The rise of collaboration apps in China, and how marketers can harness their potential

Workplace transformation remains one of the pandemic’s biggest stories. As companies shifted to remote work in 2020, adoption of collaboration tools in China skyrocketed—and Tencent’s app for enterprises, WeCom, was no exception. The app’s interoperability with WeChat and arsenal of business features will make it a valuable asset for marketers even after offices reopen.

In April 2016, WeCom launched as WeChat Work in China, to only moderate success. The pandemic has turbocharged its user growth, however. In December 2020, the number of monthly active users (MAUs) in China more than doubled year over year to reach 72.2 million, per research firm QuestMobile.

Alibaba’s own collaboration app, DingTalk, also saw tremendous uptake in China during the pandemic, among not just knowledge workers, but also students using it for remote learning. In March 2020, there were 61.9 million new installs of DingTalk in China, up 436% year over year, according to QuestMobile data.

Another trend driving work collaboration platforms is that companies in China are increasingly stringent about using nonofficial channels for business conversations, which often take place on WeChat.

It’s no surprise, then, that China’s digital giants see the B2B space as the next frontier. ByteDance, the parent company of TikTok, launched collaboration app Feishu (known internationally as Lark) in 2019, and ecommerce giant Pinduoduo also entered the space last March with the app Knock.

In addition to the usual videoconferencing and file-sharing tools, one of WeCom’s core strengths is its interoperability with WeChat’s ecosystem (the super app had 1.23 billion MAUs worldwide as of Q4 2020, according to Tencent), which enables WeCom users to easily communicate with existing users of WeChat, even if they haven’t downloaded WeCom.

WeCom enables users to “flip” a group chat on WeChat into a company-owned conversation when they share a particular miniprogram with the participants.

Also shareable with WeChat users are miniprograms developed for WeCom, as well as promotional materials and industry insights.

“All kinds of classic B2B marketing scenarios, where you provide support through sharing content, are supercharged within WeCom,” said Aaron Chang, founder of China-based marketing automation platform JINGdigital.

He pointed to three areas in particular where the app could be a powerful marketing tool. The first was guiding prospects at the top of the funnel to engage one-on-one with the sales team, which can reassign the conversations as needed.

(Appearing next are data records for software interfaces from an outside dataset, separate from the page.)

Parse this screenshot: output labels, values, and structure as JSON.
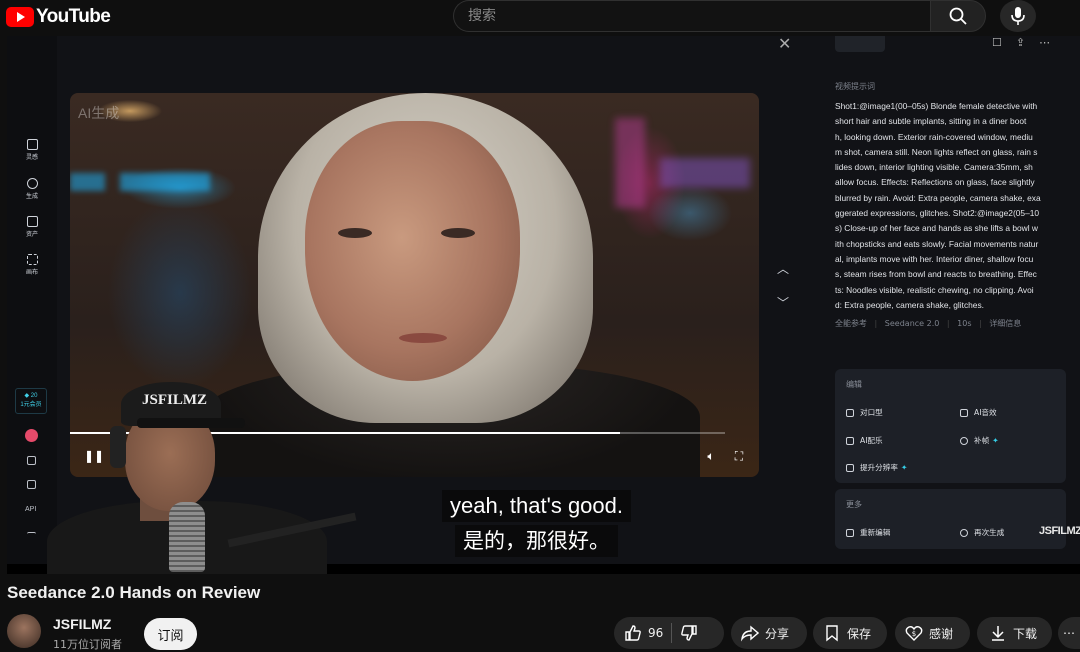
{
  "brand": {
    "name": "YouTube"
  },
  "search": {
    "placeholder": "搜索"
  },
  "video": {
    "title": "Seedance 2.0 Hands on Review",
    "progress_fraction": 0.84,
    "overlay_badge": "AI生成"
  },
  "app_ui": {
    "nav": [
      {
        "label": "灵感",
        "icon": "home-icon"
      },
      {
        "label": "生成",
        "icon": "sparkle-icon"
      },
      {
        "label": "资产",
        "icon": "folder-icon"
      },
      {
        "label": "画布",
        "icon": "grid-icon"
      }
    ],
    "credits": {
      "amount": "20",
      "label": "1元会员"
    },
    "api_label": "API",
    "prompt_label": "视频提示词",
    "prompt_lines": [
      "Shot1:@image1(00–05s) Blonde female detective with",
      "short hair and subtle implants, sitting in a diner boot",
      "h, looking down. Exterior rain-covered window, mediu",
      "m shot, camera still. Neon lights reflect on glass, rain s",
      "lides down, interior lighting visible. Camera:35mm, sh",
      "allow focus. Effects: Reflections on glass, face slightly",
      "blurred by rain. Avoid: Extra people, camera shake, exa",
      "ggerated expressions, glitches. Shot2:@image2(05–10",
      "s) Close-up of her face and hands as she lifts a bowl w",
      "ith chopsticks and eats slowly. Facial movements natur",
      "al, implants move with her. Interior diner, shallow focu",
      "s, steam rises from bowl and reacts to breathing. Effec",
      "ts: Noodles visible, realistic chewing, no clipping. Avoi",
      "d: Extra people, camera shake, glitches."
    ],
    "meta": {
      "ref": "全能参考",
      "model": "Seedance 2.0",
      "duration": "10s",
      "details": "详细信息"
    },
    "edit_card": {
      "title": "编辑",
      "options": [
        "对口型",
        "AI音效",
        "AI配乐",
        "补帧",
        "提升分辨率"
      ]
    },
    "more_card": {
      "title": "更多",
      "options": [
        "重新编辑",
        "再次生成"
      ]
    },
    "watermark": "JSFILMZ"
  },
  "webcam": {
    "cap_text": "JSFILMZ"
  },
  "subtitles": {
    "en": "yeah, that's good.",
    "zh": "是的，那很好。"
  },
  "channel": {
    "name": "JSFILMZ",
    "subscribers": "11万位订阅者",
    "subscribe_label": "订阅"
  },
  "actions": {
    "likes": "96",
    "share": "分享",
    "save": "保存",
    "thanks": "感谢",
    "download": "下载"
  },
  "colors": {
    "brand_red": "#ff0000",
    "accent_cyan": "#35cfe8",
    "background": "#0f0f0f"
  }
}
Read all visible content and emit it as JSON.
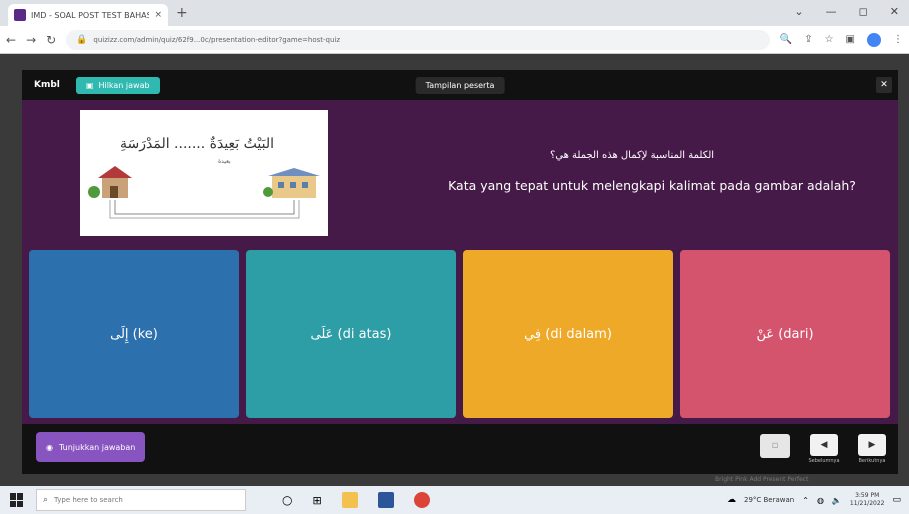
{
  "browser": {
    "tab_title": "IMD - SOAL POST TEST BAHASA",
    "tab_close": "×",
    "new_tab": "+",
    "url": "quizizz.com/admin/quiz/62f9...0c/presentation-editor?game=host-quiz",
    "window_controls": [
      "⌄",
      "—",
      "◻",
      "✕"
    ]
  },
  "app": {
    "back_label": "Kmbl",
    "hide_answers_label": "Hilkan jawab",
    "participant_view_label": "Tampilan peserta",
    "close_label": "✕"
  },
  "question": {
    "image_arabic": "البَيْتُ بَعِيدَةٌ ....... المَدْرَسَةِ",
    "image_small": "بعيدة",
    "text_arabic": "الكلمة المناسبة لإكمال هذه الجملة هي؟",
    "text": "Kata yang tepat untuk melengkapi kalimat pada gambar adalah?"
  },
  "answers": [
    {
      "label": "إِلَى (ke)",
      "color": "#2d70ae"
    },
    {
      "label": "عَلَى (di atas)",
      "color": "#2d9da6"
    },
    {
      "label": "فِي (di dalam)",
      "color": "#efa929"
    },
    {
      "label": "عَنْ (dari)",
      "color": "#d5546d"
    }
  ],
  "bottom": {
    "show_answer_label": "Tunjukkan jawaban",
    "prev_label": "Sebelumnya",
    "next_label": "Berikutnya",
    "under_text": "Bright Pink Add Present Perfect"
  },
  "taskbar": {
    "search_placeholder": "Type here to search",
    "weather": "29°C Berawan",
    "time": "3:59 PM",
    "date": "11/21/2022"
  },
  "colors": {
    "stage_bg": "#461a48",
    "accent_teal": "#30b9b0",
    "accent_purple": "#8854c0"
  }
}
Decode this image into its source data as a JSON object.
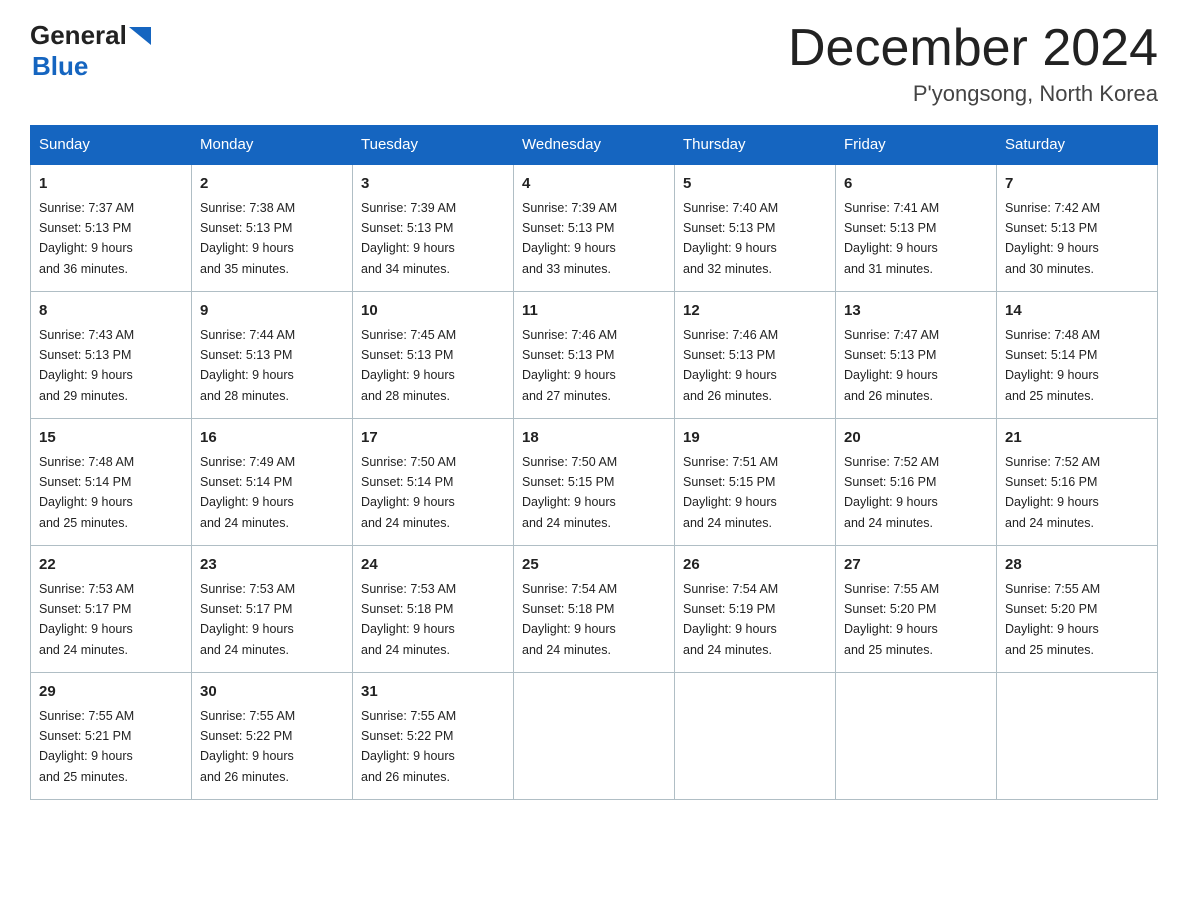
{
  "header": {
    "logo_general": "General",
    "logo_blue": "Blue",
    "month_title": "December 2024",
    "location": "P'yongsong, North Korea"
  },
  "days_of_week": [
    "Sunday",
    "Monday",
    "Tuesday",
    "Wednesday",
    "Thursday",
    "Friday",
    "Saturday"
  ],
  "weeks": [
    [
      {
        "day": "1",
        "sunrise": "7:37 AM",
        "sunset": "5:13 PM",
        "daylight": "9 hours and 36 minutes."
      },
      {
        "day": "2",
        "sunrise": "7:38 AM",
        "sunset": "5:13 PM",
        "daylight": "9 hours and 35 minutes."
      },
      {
        "day": "3",
        "sunrise": "7:39 AM",
        "sunset": "5:13 PM",
        "daylight": "9 hours and 34 minutes."
      },
      {
        "day": "4",
        "sunrise": "7:39 AM",
        "sunset": "5:13 PM",
        "daylight": "9 hours and 33 minutes."
      },
      {
        "day": "5",
        "sunrise": "7:40 AM",
        "sunset": "5:13 PM",
        "daylight": "9 hours and 32 minutes."
      },
      {
        "day": "6",
        "sunrise": "7:41 AM",
        "sunset": "5:13 PM",
        "daylight": "9 hours and 31 minutes."
      },
      {
        "day": "7",
        "sunrise": "7:42 AM",
        "sunset": "5:13 PM",
        "daylight": "9 hours and 30 minutes."
      }
    ],
    [
      {
        "day": "8",
        "sunrise": "7:43 AM",
        "sunset": "5:13 PM",
        "daylight": "9 hours and 29 minutes."
      },
      {
        "day": "9",
        "sunrise": "7:44 AM",
        "sunset": "5:13 PM",
        "daylight": "9 hours and 28 minutes."
      },
      {
        "day": "10",
        "sunrise": "7:45 AM",
        "sunset": "5:13 PM",
        "daylight": "9 hours and 28 minutes."
      },
      {
        "day": "11",
        "sunrise": "7:46 AM",
        "sunset": "5:13 PM",
        "daylight": "9 hours and 27 minutes."
      },
      {
        "day": "12",
        "sunrise": "7:46 AM",
        "sunset": "5:13 PM",
        "daylight": "9 hours and 26 minutes."
      },
      {
        "day": "13",
        "sunrise": "7:47 AM",
        "sunset": "5:13 PM",
        "daylight": "9 hours and 26 minutes."
      },
      {
        "day": "14",
        "sunrise": "7:48 AM",
        "sunset": "5:14 PM",
        "daylight": "9 hours and 25 minutes."
      }
    ],
    [
      {
        "day": "15",
        "sunrise": "7:48 AM",
        "sunset": "5:14 PM",
        "daylight": "9 hours and 25 minutes."
      },
      {
        "day": "16",
        "sunrise": "7:49 AM",
        "sunset": "5:14 PM",
        "daylight": "9 hours and 24 minutes."
      },
      {
        "day": "17",
        "sunrise": "7:50 AM",
        "sunset": "5:14 PM",
        "daylight": "9 hours and 24 minutes."
      },
      {
        "day": "18",
        "sunrise": "7:50 AM",
        "sunset": "5:15 PM",
        "daylight": "9 hours and 24 minutes."
      },
      {
        "day": "19",
        "sunrise": "7:51 AM",
        "sunset": "5:15 PM",
        "daylight": "9 hours and 24 minutes."
      },
      {
        "day": "20",
        "sunrise": "7:52 AM",
        "sunset": "5:16 PM",
        "daylight": "9 hours and 24 minutes."
      },
      {
        "day": "21",
        "sunrise": "7:52 AM",
        "sunset": "5:16 PM",
        "daylight": "9 hours and 24 minutes."
      }
    ],
    [
      {
        "day": "22",
        "sunrise": "7:53 AM",
        "sunset": "5:17 PM",
        "daylight": "9 hours and 24 minutes."
      },
      {
        "day": "23",
        "sunrise": "7:53 AM",
        "sunset": "5:17 PM",
        "daylight": "9 hours and 24 minutes."
      },
      {
        "day": "24",
        "sunrise": "7:53 AM",
        "sunset": "5:18 PM",
        "daylight": "9 hours and 24 minutes."
      },
      {
        "day": "25",
        "sunrise": "7:54 AM",
        "sunset": "5:18 PM",
        "daylight": "9 hours and 24 minutes."
      },
      {
        "day": "26",
        "sunrise": "7:54 AM",
        "sunset": "5:19 PM",
        "daylight": "9 hours and 24 minutes."
      },
      {
        "day": "27",
        "sunrise": "7:55 AM",
        "sunset": "5:20 PM",
        "daylight": "9 hours and 25 minutes."
      },
      {
        "day": "28",
        "sunrise": "7:55 AM",
        "sunset": "5:20 PM",
        "daylight": "9 hours and 25 minutes."
      }
    ],
    [
      {
        "day": "29",
        "sunrise": "7:55 AM",
        "sunset": "5:21 PM",
        "daylight": "9 hours and 25 minutes."
      },
      {
        "day": "30",
        "sunrise": "7:55 AM",
        "sunset": "5:22 PM",
        "daylight": "9 hours and 26 minutes."
      },
      {
        "day": "31",
        "sunrise": "7:55 AM",
        "sunset": "5:22 PM",
        "daylight": "9 hours and 26 minutes."
      },
      null,
      null,
      null,
      null
    ]
  ]
}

The second was sharing content with various account segments. Marketers can add clients or prospects to different group chats, via an invitation or QR code, to provide personalized engagement and push targeted content. “We’ve seen much higher response rates [for content shared in group chats] than for content pushed through an official channel, like a company account,” Chang said.

The third was intracompany marketing communication. When opted in, business partners or different branches of a company can access each other’s organizational structures and contact lists, according to Chang, enabling marketing and sales teams to send campaigns, product announcements, and other content directly to decision-makers. This is particularly useful when marketing to dealers and distributors.

In the increasingly crowded enterprise app landscape, platforms can stand out by elevating not only workflows, but the work experience as a whole. Expect collaboration apps in China to expand beyond productivity and into content and services, particularly in healthcare and fitness.

"Behind the Numbers" Podcast